A slot is a position or opening in a piece of wood or other material. It may also refer to a small opening in a machine or door. Slots can be used to hold items or to allow for a passageway.

A slot can also be an opening in a computer file that stores data. Slots can be either a fixed size or variable, depending on the type of data being stored. A fixed-size slot is used to store only a fixed number of bytes, while a variable-sized slot can be used to store data of any length. The term “slot” can also be used to refer to a specific position in a computer program, such as the position of a loop or an array.

There are many different types of slot games, with varying payouts and bonus features. Some are progressive, others have jackpot levels that increase over time, while still others feature free spins or other special game features. Many slots have a theme and use symbols that reflect that theme. Some are themed after popular movies, TV shows or other genres. Some have Wilds that substitute for other symbols and can trigger bonus rounds or jackpot levels.

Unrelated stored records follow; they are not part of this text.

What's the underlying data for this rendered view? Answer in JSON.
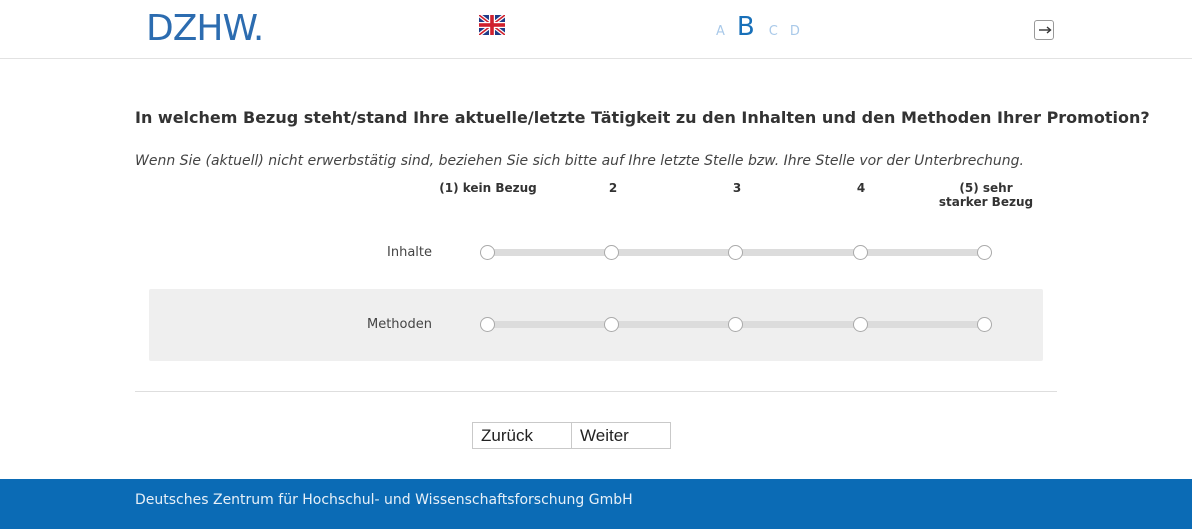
{
  "header": {
    "logo_text": "DZHW.",
    "language_flag_icon": "uk-flag-icon",
    "versions": [
      {
        "label": "A",
        "active": false
      },
      {
        "label": "B",
        "active": true
      },
      {
        "label": "C",
        "active": false
      },
      {
        "label": "D",
        "active": false
      }
    ],
    "logout_icon": "logout-arrow-icon"
  },
  "question": {
    "text": "In welchem Bezug steht/stand Ihre aktuelle/letzte Tätigkeit zu den Inhalten und den Methoden Ihrer Promotion?",
    "hint": "Wenn Sie (aktuell) nicht erwerbstätig sind, beziehen Sie sich bitte auf Ihre letzte Stelle bzw. Ihre Stelle vor der Unterbrechung.",
    "scale": [
      "(1) kein Bezug",
      "2",
      "3",
      "4",
      "(5) sehr starker Bezug"
    ],
    "rows": [
      {
        "label": "Inhalte",
        "selected": null
      },
      {
        "label": "Methoden",
        "selected": null
      }
    ]
  },
  "navigation": {
    "back_label": "Zurück",
    "next_label": "Weiter"
  },
  "footer": {
    "text": "Deutsches Zentrum für Hochschul- und Wissenschaftsforschung GmbH"
  },
  "colors": {
    "brand_blue": "#1870b9",
    "footer_blue": "#0b6bb5",
    "row_highlight": "#efefef"
  }
}
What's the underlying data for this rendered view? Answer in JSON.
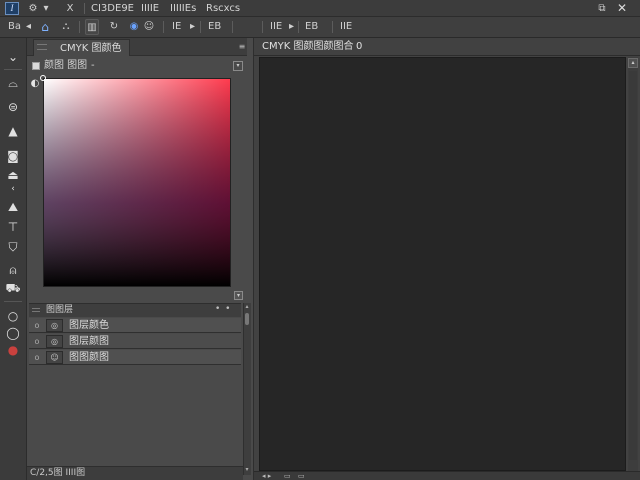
{
  "menubar": {
    "logo_glyph": "I",
    "icons": [
      {
        "name": "gear-icon",
        "glyph": "⚙"
      },
      {
        "name": "close-x-icon",
        "glyph": "X"
      }
    ],
    "items": [
      "CI3DE9E",
      "IIIIE",
      "IIIIIEs",
      "Rscxcs"
    ],
    "restore_glyph": "⧉",
    "close_glyph": "✕"
  },
  "optionsbar": {
    "first_label": "Ba",
    "first_arrow": "◂",
    "buttons": [
      {
        "name": "home-icon",
        "glyph": "⌂"
      },
      {
        "name": "document-icon",
        "glyph": "⛬"
      },
      {
        "name": "layers-icon",
        "glyph": "▥"
      },
      {
        "name": "rotate-icon",
        "glyph": "↻"
      },
      {
        "name": "globe-icon",
        "glyph": "◉"
      },
      {
        "name": "emoji-icon",
        "glyph": "☺"
      }
    ],
    "groups": [
      {
        "label": "IE",
        "arrow": "▸"
      },
      {
        "label": "EB",
        "arrow": ""
      },
      {
        "label": "IIE",
        "arrow": "▸"
      },
      {
        "label": "EB",
        "arrow": ""
      },
      {
        "label": "IIE",
        "arrow": ""
      }
    ]
  },
  "tools": [
    {
      "name": "chevron-down-icon",
      "glyph": "⌄"
    },
    {
      "name": "move-tool-icon",
      "glyph": "⌓"
    },
    {
      "name": "lasso-tool-icon",
      "glyph": "⊜"
    },
    {
      "name": "triangle-tool-icon",
      "glyph": "▲"
    },
    {
      "name": "crop-tool-icon",
      "glyph": "◙"
    },
    {
      "name": "eyedropper-tool-icon",
      "glyph": "⏏"
    },
    {
      "name": "brush-tool-icon",
      "glyph": "⛰"
    },
    {
      "name": "stamp-tool-icon",
      "glyph": "⊤"
    },
    {
      "name": "shield-tool-icon",
      "glyph": "⛉"
    },
    {
      "name": "path-tool-icon",
      "glyph": "⍝"
    },
    {
      "name": "shape-tool-icon",
      "glyph": "⛟"
    },
    {
      "name": "zoom-tool-icon",
      "glyph": "○"
    },
    {
      "name": "hand-tool-icon",
      "glyph": "◯"
    },
    {
      "name": "color-swatch-icon",
      "glyph": "●"
    }
  ],
  "color_panel": {
    "tab_label": "CMYK 图颜色",
    "mode_label": "颜图 图图",
    "mode_arrow": "-",
    "menu_glyph": "≡",
    "button_glyph": "▾",
    "fgbg_glyph": "◐",
    "field_button_glyph": "▾",
    "field_hue": "#ff3b4e"
  },
  "layers_panel": {
    "title": "图图层",
    "menu_dots": "• •",
    "rows": [
      {
        "name": "图层颜色",
        "vis": "o",
        "thumb": "◎"
      },
      {
        "name": "图层颜图",
        "vis": "o",
        "thumb": "◎"
      },
      {
        "name": "图图颜图",
        "vis": "o",
        "thumb": "☺"
      }
    ],
    "scroll_up": "▴",
    "scroll_down": "▾"
  },
  "status_left": {
    "text": "C/2,5图 IIII图"
  },
  "document": {
    "tab_title": "CMYK 图颜图颜图合",
    "tab_close": "0",
    "canvas_color": "#262626",
    "scroll_up": "▴",
    "status_chips": [
      "◂ ▸",
      "▭",
      "▭"
    ]
  }
}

Most slot machines accept cash or, in ticket-in, ticket-out machines, a paper ticket with a barcode. The player then activates the machine by pressing a button or lever (physical or on a touchscreen), which causes the reels to spin and, when stopped, to rearrange the symbols into combinations that can earn credits based on a pay table. Some slot games have multiple reels, a single payline or more than 50 paylines.

Some players claim to be able to control the results of slot games by hitting buttons at certain times or rubbing the machines in particular ways. Other superstitions include watching the reels for signs of a coming hit or tracking near-misses to predict when a machine is due to payout. While these tactics might help some players, they do not work for most people. The random number generators used by modern slot machines are designed to produce random results every time they are activated.

In addition to being unpredictable, slot games can be very complex and it is difficult for any player to maintain track of a large list of rules, paylines in various patterns, bonus features and a variety of symbols. This makes it very important for a slot player to understand the rules of the game they are playing before making any bets. Taking the time to familiarize yourself with these rules can improve your chances of winning and prevent you from spending more than you can afford to lose. It is also recommended to set limits on your money and seek help if you have a gambling problem.